Even before Bush's arrival from Washington for a two-day celebration of Costa Rica's 100 years of democracy, Panama's military government was sniping at the United States and Nicaraguan President Daniel Ortega was castigating Bush for refusing to meet privately with him.Arriving ahead of Bush, Ortega told reporters he hoped the meeting of 18 hemispheric leaders will be the first step toward talks between North and South America.
"With a North-South dialogue, without confronting the problems of the economy, commerce and the rights of nations to live in peace, democracy is at risk throughout Central America," Ortega said.
Security was tight as presidents and prime ministers arrived under cloudy skies. Downtown San Jose was sealed off and patrolled by 4,000 policemen, and the U.S. Secret Service supervised installation of a 2-inch-thick, 75-foot-long sheet of bulletproof glass in front of the National Museum for Saturday's inauguration of Democracy Plaza.
A Costa Rican security officer said the 4.5-ton security shield was mostly to protect Bush and President Virgilio Barco of Colombia, who has been marked for death by drug cartel leaders.
Panamanian leader Gen. Manuel Antonio Noriega wasn't invited to the summit.
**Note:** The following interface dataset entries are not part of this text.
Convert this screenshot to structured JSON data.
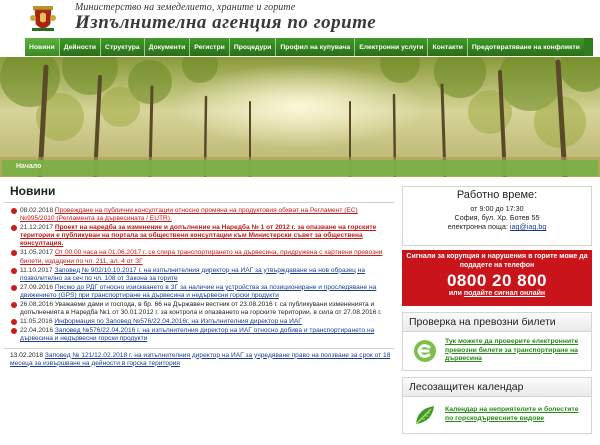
{
  "header": {
    "ministry": "Министерство на земеделието, храните и горите",
    "agency": "Изпълнителна агенция по горите"
  },
  "nav": [
    "Новини",
    "Дейности",
    "Структура",
    "Документи",
    "Регистри",
    "Процедури",
    "Профил на купувача",
    "Електронни услуги",
    "Контакти",
    "Предотвратяване на конфликти"
  ],
  "breadcrumb": "Начало",
  "news": {
    "title": "Новини",
    "items": [
      {
        "date": "08.02.2018",
        "text": "Провеждане на публични консултации относно промяна на продуктовия обхват на Регламент (ЕС) №995/2010 (Регламента за дървесината / EUTR).",
        "style": "red"
      },
      {
        "date": "21.12.2017",
        "text": "Проект на наредба за изменение и допълнение на Наредба № 1 от 2012 г. за опазване на горските територии е публикуван на портала за обществени консултации към Министерски съвет за обществена консултация.",
        "style": "red bold"
      },
      {
        "date": "31.05.2017",
        "text": "От 00.00 часа на 01.06.2017 г. се спира транспортирането на дървесина, придружена с хартиени превозни билети, издадени по чл. 211, ал. 4 от ЗГ",
        "style": "red"
      },
      {
        "date": "11.10.2017",
        "text": "Заповед № 902/10.10.2017 г. на изпълнителния директор на ИАГ за утвърждаване на нов образец на позволително за сеч по чл. 108 от Закона за горите",
        "style": "blue"
      },
      {
        "date": "27.09.2016",
        "text": "Писмо до РДГ относно изискването в ЗГ за наличие на устройства за позициониране и проследяване на движението (GPS) при транспортиране на дървесина и недървесни горски продукти",
        "style": "blue"
      },
      {
        "date": "26.08.2016",
        "text": "Уважаеми дами и господа, в бр. 66 на Държавен вестник от 23.08.2016 г. са публикувани измененията и допълненията в Наредба №1 от 30.01.2012 г. за контрола и опазването на горските територии, в сила от 27.08.2016 г.",
        "style": "plain"
      },
      {
        "date": "11.05.2016",
        "text": "Информация по Заповед №576/22.04.2016г. на Изпълнителния директор на ИАГ",
        "style": "blue"
      },
      {
        "date": "22.04.2016",
        "text": "Заповед №576/22.04.2016 г. на изпълнителния директор на ИАГ относно добива и транспортирането на дървесина и недървесни горски продукти",
        "style": "blue"
      }
    ],
    "tail_date": "13.02.2018",
    "tail_text": "Заповед № 121/12.02.2018 г. на изпълнителния директор на ИАГ за учредяване право на ползване за срок от 18 месеца за извършване на дейности в горска територия"
  },
  "hours": {
    "title": "Работно време:",
    "time": "от 9:00 до 17:30",
    "address": "София, бул. Хр. Ботев 55",
    "email_label": "електронна поща:",
    "email": "iag@iag.bg"
  },
  "corruption": {
    "text": "Сигнали за корупция и нарушения в горите може да подадете на телефон",
    "phone": "0800 20 800",
    "or": "или",
    "link": "подайте сигнал онлайн"
  },
  "tickets": {
    "title": "Проверка на превозни билети",
    "text": "Тук можете да проверите електронните превозни билети за транспортиране на дървесина"
  },
  "calendar": {
    "title": "Лесозащитен календар",
    "text": "Календар на неприятелите и болестите по горскодървесните видове"
  },
  "colors": {
    "nav_green": "#2f7d1e",
    "accent_red": "#c9141b",
    "link_blue": "#1a3d8f",
    "link_green": "#2a8a1a"
  }
}
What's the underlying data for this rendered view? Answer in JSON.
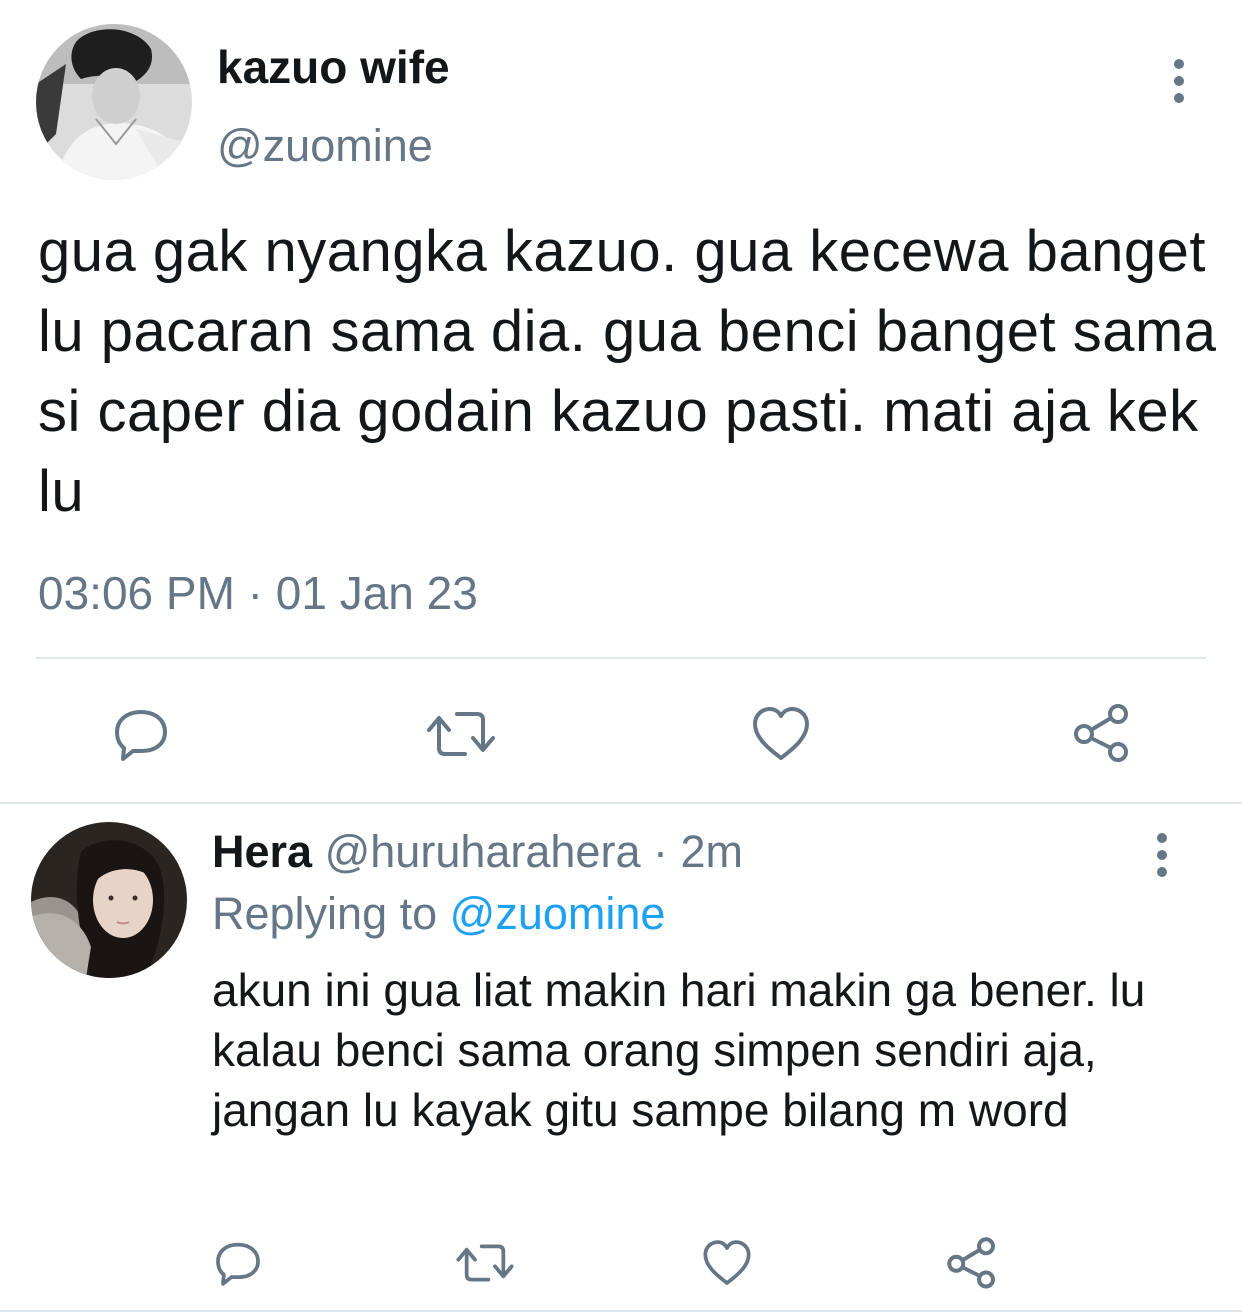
{
  "tweet": {
    "author_name": "kazuo wife",
    "author_handle": "@zuomine",
    "text": "gua gak nyangka kazuo. gua kecewa banget lu pacaran sama dia. gua benci banget sama si caper dia godain kazuo pasti. mati aja kek lu",
    "timestamp": "03:06 PM · 01 Jan 23",
    "avatar": "avatar-photo-grayscale",
    "actions": [
      "reply-icon",
      "retweet-icon",
      "like-icon",
      "share-icon"
    ]
  },
  "reply": {
    "author_name": "Hera",
    "author_handle": "@huruharahera",
    "separator": "·",
    "age": "2m",
    "replying_prefix": "Replying to",
    "replying_to": "@zuomine",
    "text": "akun ini gua liat makin hari makin ga bener. lu kalau benci sama orang simpen sendiri aja, jangan lu kayak gitu sampe bilang m word",
    "avatar": "avatar-photo",
    "actions": [
      "reply-icon",
      "retweet-icon",
      "like-icon",
      "share-icon"
    ]
  },
  "colors": {
    "text_primary": "#14171a",
    "text_secondary": "#657786",
    "link": "#1da1f2",
    "divider": "#e1e8ed"
  }
}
But in advertisements placed in San Jose's newspapers, provisional Panamanian President Francisco Ramirez told the leaders that democracy in Panama couldn't be considered without discussing U.S. economic and political pressure.
Costa Rican President Oscar Arias said all 18 popularly elected hemispheric leaders "will be capable of sitting down to discuss a common agenda" even though Bush refuses to negotiate directly with Ortega.
Costa Rica "is no longer one of the few lonely democracies" in the Western Hemisphere, Bush said in his departure statement. "Indeed today there are only a few lonely holdouts against the sweep of democracy through the hemisphere."
Arias implicitly equated Ortega and Bush's status when he explained why he had not invited leaders of Chile, Panama, Cuba or Haiti. He referred to "those chosen by the majority will of their people." *****
2nd abortion veto
President Bush vetoed Friday a $4 billion bill for the District of Columbia that would have allowed local funds to be used to pay for abortions. "I informed Congress earlier that I would veto this bill if it contained funds to pay for abortion," Bush said in a statement handed to reporters as Air Force One landed in Costa Rica.
It was Bush's second veto of abortion-related legislation in the last week. On Saturday, Bush vetoed the $156.7 billion spending bill for the departments of Health and Human Services, Labor and Education because that bill allowed for the use of federal money to pay for abortions of victims of rape and incest.